Jeff Greenfield, a veteran political, media and culture reporter and analyst, has spent more than thirty years on network television. He currently hosts PBS' "Need To Know." From 2007-11, he served as CBS Senior Political Correspondent.
Prior to his return to CBS News, Greenfield had been senior analyst for CNN since 1998. During that time, he served as its lead analyst for its coverage of the primaries, conventions, presidential debates and election nights, as well as presidential funerals and Supreme Court confirmation hearings. Greenfield also has reported on the media,culture and trends for the cable network.
This Summer's Biggest Blockbuster May Not Feature Explosions, Aliens or Superheroes
Friday, June 08, 2012 - 12:09 PM
The disasters are coming! The disasters are coming!
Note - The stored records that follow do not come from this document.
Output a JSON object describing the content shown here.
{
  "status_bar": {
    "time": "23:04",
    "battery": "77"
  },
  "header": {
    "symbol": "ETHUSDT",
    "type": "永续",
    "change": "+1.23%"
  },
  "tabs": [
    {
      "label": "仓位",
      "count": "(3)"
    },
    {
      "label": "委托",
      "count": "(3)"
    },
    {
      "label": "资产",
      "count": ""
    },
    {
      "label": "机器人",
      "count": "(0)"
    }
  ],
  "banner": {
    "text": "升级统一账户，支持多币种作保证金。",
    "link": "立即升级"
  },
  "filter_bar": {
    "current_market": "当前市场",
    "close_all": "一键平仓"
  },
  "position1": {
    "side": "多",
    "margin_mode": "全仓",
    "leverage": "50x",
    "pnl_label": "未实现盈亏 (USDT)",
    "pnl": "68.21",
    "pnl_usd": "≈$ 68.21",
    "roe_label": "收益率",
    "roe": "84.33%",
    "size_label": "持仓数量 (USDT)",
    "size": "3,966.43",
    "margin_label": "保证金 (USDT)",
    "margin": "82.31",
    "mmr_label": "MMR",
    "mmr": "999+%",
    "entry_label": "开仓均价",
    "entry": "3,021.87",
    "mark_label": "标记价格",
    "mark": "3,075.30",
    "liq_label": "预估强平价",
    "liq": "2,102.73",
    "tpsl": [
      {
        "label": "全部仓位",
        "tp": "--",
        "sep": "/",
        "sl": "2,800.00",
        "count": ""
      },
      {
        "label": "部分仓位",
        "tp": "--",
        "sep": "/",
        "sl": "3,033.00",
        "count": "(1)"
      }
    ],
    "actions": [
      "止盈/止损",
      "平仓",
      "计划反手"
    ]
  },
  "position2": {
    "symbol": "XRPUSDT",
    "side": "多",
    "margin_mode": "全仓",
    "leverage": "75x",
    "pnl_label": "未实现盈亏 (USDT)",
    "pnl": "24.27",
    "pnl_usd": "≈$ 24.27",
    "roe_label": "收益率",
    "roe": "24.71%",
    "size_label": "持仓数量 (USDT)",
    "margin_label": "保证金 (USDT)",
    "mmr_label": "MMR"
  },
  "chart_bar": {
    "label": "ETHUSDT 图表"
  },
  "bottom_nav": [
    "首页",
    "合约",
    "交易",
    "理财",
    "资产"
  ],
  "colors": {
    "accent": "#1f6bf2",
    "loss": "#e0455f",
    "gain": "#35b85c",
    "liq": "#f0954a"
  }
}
I'm talking about the disaster movies up there on thousands of screens as Hollywood launches its annual summer blockbusters on the movie-going public.
Aliens are chomping at the bit to start chomping on human body parts; Abe Lincoln will soon be seen battling not disunion but the undead in the form of vampires.
Already, the movie industry has seen one mega-hit ("The Avengers") and a mega-flop ("John Carter").
But all those explosions and threats from the undead may be blinding the industry to a kinder, gentler form of movie-making profits during the summer.
While "Jaws" may have been the first summer blockbuster, the mentality has flourished for many reasons: it's a lot easier to reach a worldwide audience if wordplay is subordinated to gunfire and explosions. And these kinds of films can create a franchise, with audiences primed to see, nearly any release, say, the re-launch of the "Spiderman" movies, complete with a new leading man. With every studio now part of a publicly-held conglomerate, the hunger for mega-profits is understandable.
But look at "The Best Exotic Marigold Hotel," a quiet little movie starring a cast of (very well know) seniors — Maggie Smith, Judi Dench, Tom Wilkinson, Bill Nighy — who travel to India and take up residence in an unprepossessing hotel. It’s a wistful, poignant movie, with age and regret and elusive happiness at its root. It was made for about $10 million — sounds like the catering bill for one of those mega-flicks — and it has emerged as a hit, grossing more than $100 million.
Why? Because it's one of the few summer movies that a middle-aged or older movie-goer might find appealing. And — contrary to the belief of many a Hollywood mogul — the over-50 customer actually does, on occasion, leave the retirement community and hobble his or her way to entertainment.
From an economic point of view, "Marigold Hotel" demonstrates that sparkling dialogue, complex characters, and a leisurely pace can find an audience, even during the traditional summer blockbuster season, and make a film's return on investment something of a blockbuster.